Both new releases unfortunately fall here this week as there isn’t a lot of positive spin on the openings for Edgar Wright’s Last Night In Soho ($4.1 million) and Scott Cooper’s Antlers ($4.1 million). Focus can perhaps brag that Soho is the second best opening they have had during the pandemic behind this summer’s Stillwater ($5.18 million), but that is not a high bar to clear. It’s also not much more than Shaun of the Dead opened to back in 2004 in just 607 theaters ($3.3 million), and it falls behind 2007’s Hot Fuzz ($5.84 million) and 2013’s The World’s End ($8.81 million). Searchlight Pictures, on the other hand, could say that the Guillermo del Toro-produced Antlers is the best opening they have had during the pandemic, better than The Night House’s $2.8 million. They are presumably concentrating more on Wes Anderson’s The French Dispatch going wider this weekend and the del Toro-directed Nightmare Alley coming up in December.
(Photo by Universal Pictures)
So which metric are we to use for Halloween Kills – Jungle Cruise or Paranormal Activity 2? Currently streaming on the Peacock and playing in theaters, the film benefited from its namesake holiday falling on a weekend to officially move past Paranormal 2’s final gross. (Incidentally, Paranormal Activity: Next of Kin began streaming on Paramount Plus this weekend.) With another second place finish this weekend and $85.6 million banked, David Gordon Green’s sequel remains ahead of Jungle Cruise’s 17-day tally of $82.2 million, and there has been remarkable week-to-week consistency this year among the top grossers — not a lot of leapfrogging in rankings due to bigger drops for certain films. Kills is a full $10 million ahead of High School Musical 3’s pace, but that film still had a $9.1 million third weekend compared to Kills’ $8.75 million, and the allure of seeing it in a theater could drop off substantially after Oct. 31. Right now it’s a 50/50 proposition to make it past $100 million, and whichever side of the line it ultimately lands, it won’t be by much of a margin.
In third place is No Time To Die with $7.8 million in its fourth week. That drop finally put the film behind A Quiet Place Part II’s steady pace, which grossed $9.1 million in weekend four. Though it is still $9 million ahead overall after 24 days, a final gross between $160-165 million is still very possible for the final film of the Daniel Craig era.
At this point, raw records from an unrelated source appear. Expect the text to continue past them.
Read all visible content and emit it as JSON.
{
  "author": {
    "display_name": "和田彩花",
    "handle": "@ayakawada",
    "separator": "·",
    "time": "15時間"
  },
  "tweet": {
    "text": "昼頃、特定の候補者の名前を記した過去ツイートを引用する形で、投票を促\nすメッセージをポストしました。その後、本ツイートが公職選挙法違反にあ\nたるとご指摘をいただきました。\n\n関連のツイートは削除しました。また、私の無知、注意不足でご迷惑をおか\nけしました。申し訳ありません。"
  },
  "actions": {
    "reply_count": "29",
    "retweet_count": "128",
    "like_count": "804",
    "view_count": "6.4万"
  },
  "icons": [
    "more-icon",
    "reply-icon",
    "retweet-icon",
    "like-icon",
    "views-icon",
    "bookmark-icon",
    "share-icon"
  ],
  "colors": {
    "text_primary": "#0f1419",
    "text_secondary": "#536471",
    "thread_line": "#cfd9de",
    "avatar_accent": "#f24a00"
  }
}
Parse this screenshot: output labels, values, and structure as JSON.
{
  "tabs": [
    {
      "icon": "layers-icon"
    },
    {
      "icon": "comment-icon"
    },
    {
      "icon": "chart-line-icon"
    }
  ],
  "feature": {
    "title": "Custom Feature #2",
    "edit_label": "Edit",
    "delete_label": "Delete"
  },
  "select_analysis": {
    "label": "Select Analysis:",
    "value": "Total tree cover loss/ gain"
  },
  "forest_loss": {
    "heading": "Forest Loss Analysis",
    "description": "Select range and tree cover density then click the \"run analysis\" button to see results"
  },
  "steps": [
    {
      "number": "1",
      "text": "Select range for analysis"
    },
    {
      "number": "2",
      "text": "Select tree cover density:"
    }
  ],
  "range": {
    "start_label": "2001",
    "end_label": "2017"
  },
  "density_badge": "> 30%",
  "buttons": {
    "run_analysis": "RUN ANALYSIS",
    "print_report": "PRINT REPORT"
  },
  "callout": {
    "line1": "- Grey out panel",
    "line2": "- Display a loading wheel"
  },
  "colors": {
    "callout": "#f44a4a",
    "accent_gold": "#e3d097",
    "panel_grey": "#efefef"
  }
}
Coming in fourth place this week was Funimation’s My Hero Academia: World Heroes’ Mission with $6.4 million. You may remember how, earlier this year, the anime studio’s Demon Slayer the Movie: Mugen Train managed to out-leg WB/HBO Max’s Mortal Kombat to beat that film’s final gross by over $5 million with $47.7 million total. If Academia had opened to Slayer numbers, it would have actually taken the #1 spot from Dune.
Venom: Let There Be Carnage finished its fifth weekend with $5.7 million for a total of $190.4 million. It is headed for a final gross of around $205 million. The Addams Family 2 became the 16th film of 2021 to cross $50 million and has a shot at outgrossing The Boss Baby: Family Business ($57.3 million) to become the highest-grossing (fully) animated film of the year. Addams grossed $3.2 million this weekend compared to The Boss Baby sequel’s $1.37 million fifth weekend and is less than a million behind it after a full month of release. Finally, going wider as mentioned is Wes Anderson’s The French Dispatch, grossing $2.7 million in 788 theaters to bring its tally to $4.6 million. That is already the third best tally for a Searchlight Pictures release in 2020-21, behind only Downfall ($8.28 million) and The Night House ($7.1 million).
(Photo by ©Marvel Studios)
Marvel and Disney are going to take another crack at getting to $200 million with the release of Eternals. Despite coming from the most recent Oscar-winning Best Director, Chloé Zhao, Eternals is the second Marvel-based film in a row (after the Venom sequel) to find itself right on the edge between fresh and rotten with a current 60% score. (Let There Be Carnage has risen back to 61%.) It did not seem to hurt either Venom films and the critic-proof, theatrical-exclusive Marvel Universe film could join Let There Be Carnage and Shang-Chi on the exclusive milestone list this year.
[box office figures via Box Office Mojo]